The capability to remain calm and clear thinking during difficult negotiations or setbacks will be crucial to a salesperson’s ability to keep deals on track. To quote English former rugby union player and coach Clive Woodward, you need to “think correctly under pressure” (TCUP).

#2: Look for a blend of knowledge and communication skills.
From a client-facing perspective, any salesperson will ensure the customer is at the heart of everything they do. However, the best professionals will become embedded in the company and its sector, competition, and strategic plans in order to gain greater knowledge and insight that will help them get the C-suite on board.

To achieve this, individuals need to be able to articulate crucial information, thoughts, and actions in a manner that is easily digestible by multiple audiences – a skill that can all too often be overlooked. Added to this, the ability to concisely demonstrate direct value to the customer – whether it is bottom-line cost savings and efficiencies or a top-line growth increase – is also a necessity for the modern salesperson.

And, while it might sound like a given, having a team of professionals with the intricate knowledge of your solution and the ability to preempt what the competition is doing and saying about your firm will be vital when it comes to future-proofing your business. An ability to link unique technical features to business value is vital to avoid creating a need that competitive vendors can solve.

#3: Find planners and networkers.
Planning is a must in the world of high-value B2B tech sales. Sales leaders need to seek professionals who are not only disciplined and detail-oriented, but also have the skills to foresee, and subsequently plan for, any possible hurdles.

As mentioned earlier, the buying process for large-value customers will almost always involve multiple stakeholders and influencers. When selling to large customers, the best salespeople will network across different departments – building a coalition of support and understanding the decision making process.

Trust Your Choices
Finally, I’ve learned from my time in sales that leaders need to trust their team and feel fully confident that they will flag any concerns instantly rather than attempt to hide the problems. Overcoming challenges is a part of the sales cycle that has to be faced – but what senior managers need from their staff is the reassurance that these will be raised with enough time to effectively put alternative plans in place.

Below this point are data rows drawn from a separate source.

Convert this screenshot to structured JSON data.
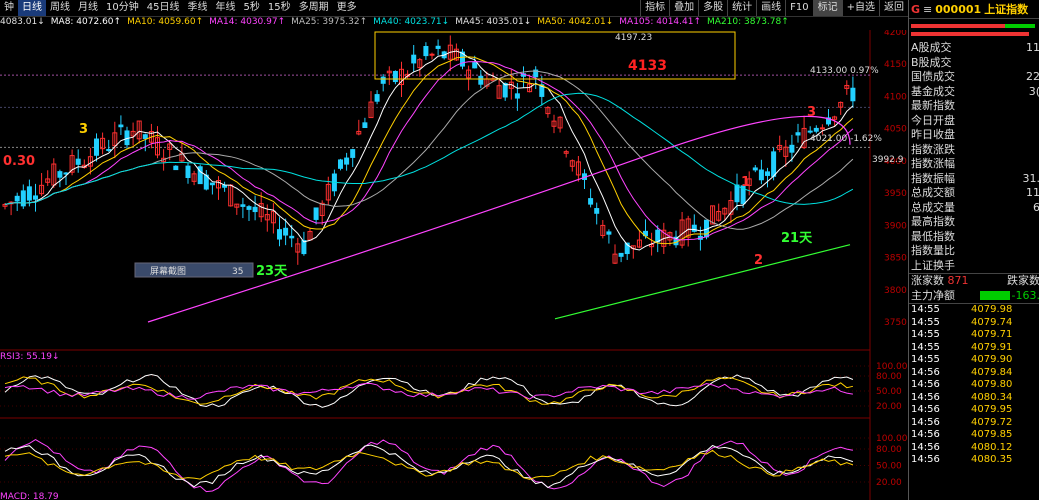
{
  "toolbar": {
    "periods": [
      "钟",
      "日线",
      "周线",
      "月线",
      "10分钟",
      "45日线",
      "季线",
      "年线",
      "5秒",
      "15秒",
      "多周期",
      "更多"
    ],
    "active_period": "日线",
    "tools": [
      "指标",
      "叠加",
      "多股",
      "统计",
      "画线",
      "F10",
      "标记",
      "+自选",
      "返回"
    ]
  },
  "ma_line": [
    {
      "text": "4083.01↓",
      "color": "#e0e0e0"
    },
    {
      "text": "MA8: 4072.60↑",
      "color": "#ffffff"
    },
    {
      "text": "MA10: 4059.60↑",
      "color": "#ffd000"
    },
    {
      "text": "MA14: 4030.97↑",
      "color": "#ff44ff"
    },
    {
      "text": "MA25: 3975.32↑",
      "color": "#bbbbbb"
    },
    {
      "text": "MA40: 4023.71↓",
      "color": "#00e0e0"
    },
    {
      "text": "MA45: 4035.01↓",
      "color": "#e0e0e0"
    },
    {
      "text": "MA50: 4042.01↓",
      "color": "#ffd000"
    },
    {
      "text": "MA105: 4014.41↑",
      "color": "#ff44ff"
    },
    {
      "text": "MA210: 3873.78↑",
      "color": "#33ff33"
    }
  ],
  "price_axis": [
    "4200",
    "4150",
    "4100",
    "4050",
    "4000",
    "3950",
    "3900",
    "3850",
    "3800",
    "3750"
  ],
  "rsi_axis": [
    "100.00",
    "80.00",
    "50.00",
    "20.00"
  ],
  "kdj_axis": [
    "100.00",
    "80.00",
    "50.00",
    "20.00"
  ],
  "annotations": {
    "high": "4197.23",
    "level_label": "4133",
    "level_value": "4133.00 0.97%",
    "mid_value": "4021.00 -1.62%",
    "right_value": "3992.9",
    "left_value": "0.30",
    "num3_left": "3",
    "num3_right": "3",
    "num1": "1",
    "num2": "2",
    "days23": "23天",
    "days21": "21天",
    "screenshot_label": "屏幕截图",
    "screenshot_value": "35",
    "rsi_label": "RSI3: 55.19↓",
    "macd_label": "MACD: 18.79"
  },
  "panel": {
    "g": "G",
    "menu": "≡",
    "code": "000001",
    "name": "上证指数",
    "stats": [
      {
        "label": "A股成交",
        "value": "11"
      },
      {
        "label": "B股成交",
        "value": ""
      },
      {
        "label": "国债成交",
        "value": "22"
      },
      {
        "label": "基金成交",
        "value": "3("
      },
      {
        "label": "最新指数",
        "value": ""
      },
      {
        "label": "今日开盘",
        "value": ""
      },
      {
        "label": "昨日收盘",
        "value": ""
      },
      {
        "label": "指数涨跌",
        "value": ""
      },
      {
        "label": "指数涨幅",
        "value": ""
      },
      {
        "label": "指数振幅",
        "value": "31."
      },
      {
        "label": "总成交额",
        "value": "11"
      },
      {
        "label": "总成交量",
        "value": "6"
      },
      {
        "label": "最高指数",
        "value": ""
      },
      {
        "label": "最低指数",
        "value": ""
      },
      {
        "label": "指数量比",
        "value": ""
      },
      {
        "label": "上证换手",
        "value": ""
      }
    ],
    "advance_label": "涨家数",
    "advance_value": "871",
    "decline_label": "跌家数",
    "netflow_label": "主力净额",
    "netflow_value": "-163.",
    "ticks": [
      {
        "time": "14:55",
        "price": "4079.98"
      },
      {
        "time": "14:55",
        "price": "4079.74"
      },
      {
        "time": "14:55",
        "price": "4079.71"
      },
      {
        "time": "14:55",
        "price": "4079.91"
      },
      {
        "time": "14:55",
        "price": "4079.90"
      },
      {
        "time": "14:56",
        "price": "4079.84"
      },
      {
        "time": "14:56",
        "price": "4079.80"
      },
      {
        "time": "14:56",
        "price": "4080.34"
      },
      {
        "time": "14:56",
        "price": "4079.95"
      },
      {
        "time": "14:56",
        "price": "4079.72"
      },
      {
        "time": "14:56",
        "price": "4079.85"
      },
      {
        "time": "14:56",
        "price": "4080.12"
      },
      {
        "time": "14:56",
        "price": "4080.35"
      }
    ]
  }
}
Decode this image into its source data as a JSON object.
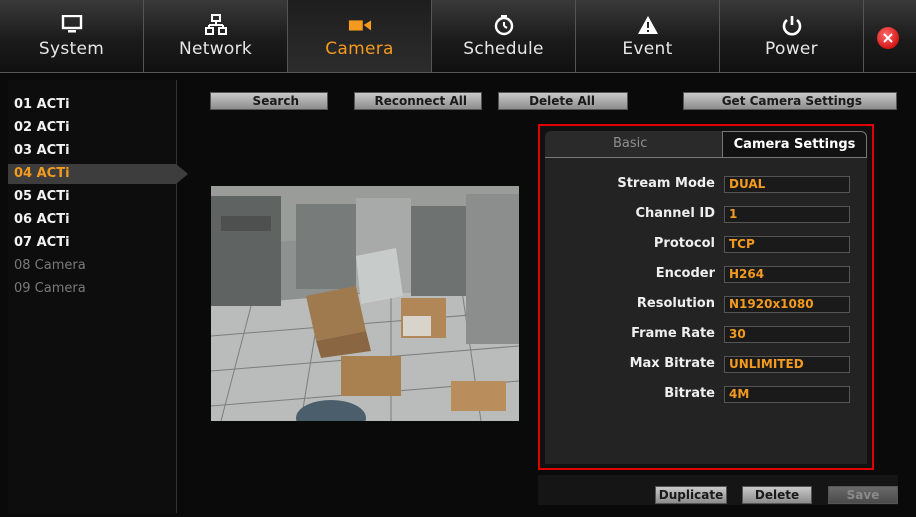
{
  "nav": {
    "tabs": [
      {
        "label": "System",
        "icon": "monitor-icon"
      },
      {
        "label": "Network",
        "icon": "network-icon"
      },
      {
        "label": "Camera",
        "icon": "camera-icon"
      },
      {
        "label": "Schedule",
        "icon": "clock-icon"
      },
      {
        "label": "Event",
        "icon": "warning-icon"
      },
      {
        "label": "Power",
        "icon": "power-icon"
      }
    ],
    "active_tab": "Camera",
    "accent_color": "#f39a1f",
    "close_color": "#d41818"
  },
  "cameras": [
    {
      "label": "01 ACTi"
    },
    {
      "label": "02 ACTi"
    },
    {
      "label": "03 ACTi"
    },
    {
      "label": "04 ACTi"
    },
    {
      "label": "05 ACTi"
    },
    {
      "label": "06 ACTi"
    },
    {
      "label": "07 ACTi"
    },
    {
      "label": "08 Camera"
    },
    {
      "label": "09 Camera"
    }
  ],
  "selected_camera": "04 ACTi",
  "toolbar": {
    "search": "Search",
    "reconnect_all": "Reconnect All",
    "delete_all": "Delete All",
    "get_settings": "Get Camera Settings"
  },
  "panel": {
    "tabs": {
      "basic": "Basic",
      "camera_settings": "Camera Settings"
    },
    "fields": [
      {
        "label": "Stream Mode",
        "value": "DUAL"
      },
      {
        "label": "Channel ID",
        "value": "1"
      },
      {
        "label": "Protocol",
        "value": "TCP"
      },
      {
        "label": "Encoder",
        "value": "H264"
      },
      {
        "label": "Resolution",
        "value": "N1920x1080"
      },
      {
        "label": "Frame Rate",
        "value": "30"
      },
      {
        "label": "Max Bitrate",
        "value": "UNLIMITED"
      },
      {
        "label": "Bitrate",
        "value": "4M"
      }
    ],
    "highlight_color": "#e00000"
  },
  "footer": {
    "duplicate": "Duplicate",
    "delete": "Delete",
    "save": "Save"
  }
}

Richard Lowe is managing director of RBL Associates – the specialist search, recruitment, and training consultancy focused on the technology sector. He has over 30 years of experience in sales, including time as global VP of sales.